Work-related stress is on the increase.
Work-related stress is on the increase and it’s only going to get worse as the economic crisis deepens, and employees go in and out of working from home or working in the office/factory etc.
In 2020/21 there were an estimated 822,000 workers affected by work-related stress, depression or anxiety. This represents 2,480 per 100,000 workers.
In 2020/21 work-related stress, depression or anxiety accounted for 50% of all work-related ill health.
In the recent years prior to the coronavirus pandemic, the rate of self-reported work-related stress, depression or anxiety had shown signs of increasing. In 2020/21 the rate was higher than the 2018/19 pre-coronavirus levels. The latest year (2020/21) is not statistically different compared to the previous year. Evidence suggests this is not related to COVID-19
Work-related stress, depression or anxiety by industry
The average prevalence of work-related stress, depression or anxiety across all industries was 1,780 cases per 100,000 workers averaged over the period 2018/19-2020/21.
The broad industry categories of Public administration and defence; compulsory social security (3,140 cases per 100,000 workers),
Education (2,310 cases per 100,000 workers),
Human health and social work activities (2,770 cases per 100,000 workers) all had significantly higher rates than the average for all industries.
Work-related stress, depression or anxiety by occupation
For the three-year period averaged over 2018/19-2020/21, Professional occupations (2,530 cases per 100,000 workers) had statistically significantly higher rates of work-related stress, depression or anxiety compared to the rate for all occupational groups (1,780 per 100,000 workers).
A number of smaller occupational groups, some part of the above bigger groupings, also had statistically higher rates (averaged over 2018/19-2020/21) including:
- Health professionals.
- Teaching and other educational professionals.
- Protective service occupations.
- Customer service occupations.
These occupations often involve high levels of public contact or interaction and many are also largely within the public sector.
Work-related stress, depression or anxiety by age and gender
The most recent data shows that compared to all workers, females overall had statistically significantly higher rates of work-related stress, depression or anxiety and males significantly lower.
Compared to all workers:
- Males aged 16-24
- Males aged 45-54
- Males aged 55+
had significantly lower rates of work-related stress, depression or anxiety.
- Females aged 25-34
- Females aged 35-44
- Females aged 45-54
had significantly higher rates.
Causes of work-related stress, anxiety or depression

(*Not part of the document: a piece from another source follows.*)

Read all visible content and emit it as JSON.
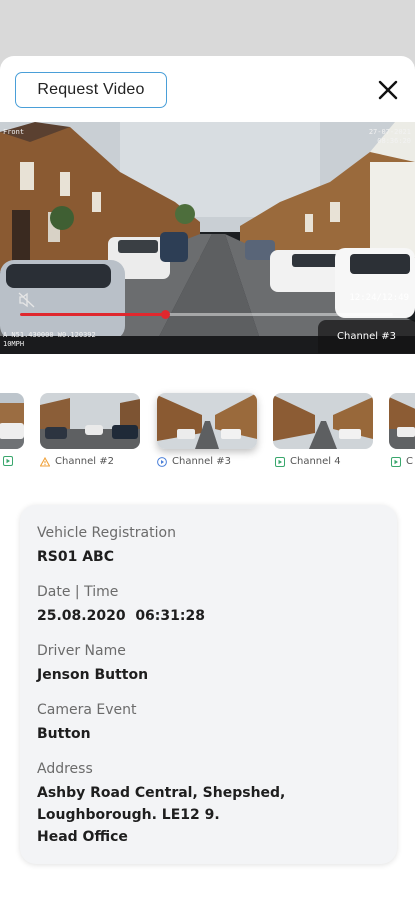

Of the 822,000 workers suffering from work-related stress, depression or anxiety in 2020/21 an estimated 449,000 reported that this was caused or made worse by the effects of the coronavirus pandemic.
These estimates of the number of workers who suffered work-related stress, depression or anxiety as a result of the coronavirus pandemic should not be subtracted from the overall estimate of work-related stress, depression or anxiety. It cannot be assumed that those individuals would not have otherwise suffered work-related stress, depression or anxiety in the absence of coronavirus.
Prior to the coronavirus pandemic the predominant cause of work-related stress, depression or anxiety from the Labour Force Survey (2009/10-2011/12) was workload, in particular tight deadlines, too much work or too much pressure or responsibility.
Other factors identified included a lack of managerial support, organisational changes at work, violence and role uncertainty (lack of clarity about job/uncertain what meant to do).
How to nurture a culture of self-care: top tips
Get to know your people. It is only by gaining employee insights, through various means from surveys, absence and employee benefit claims statistics to Glassdoor reviews, that you can begin to think about tweaking – or kickstarting – a fit for purpose wellbeing programme.
Join up your existing wellbeing benefits, services & initiatives. Chances are you are doing a lot already and probably have access via products like group risk and health cash plans to a whole host of wellbeing services, maybe even OH resource. Work with your providers to ensure these are structured in a way that supports immediate-use care pathways. Also link all of this to other relevant HR policies, practices and initiatives you might already have in place such as mental health first aiders and wellbeing networks.
Communicate in a way that is insight-led and purpose driven. Gone are the days of ‘throwing mud at the wall’ style communication. If you want your employees to rationally understand the support and services you have in place (and they need to, otherwise they won’t use them) and the way in which the programme supports the company’s purpose, you need to communicate in a way that is much more structured and targeted. Use employee insights and think like a consumer marketeer.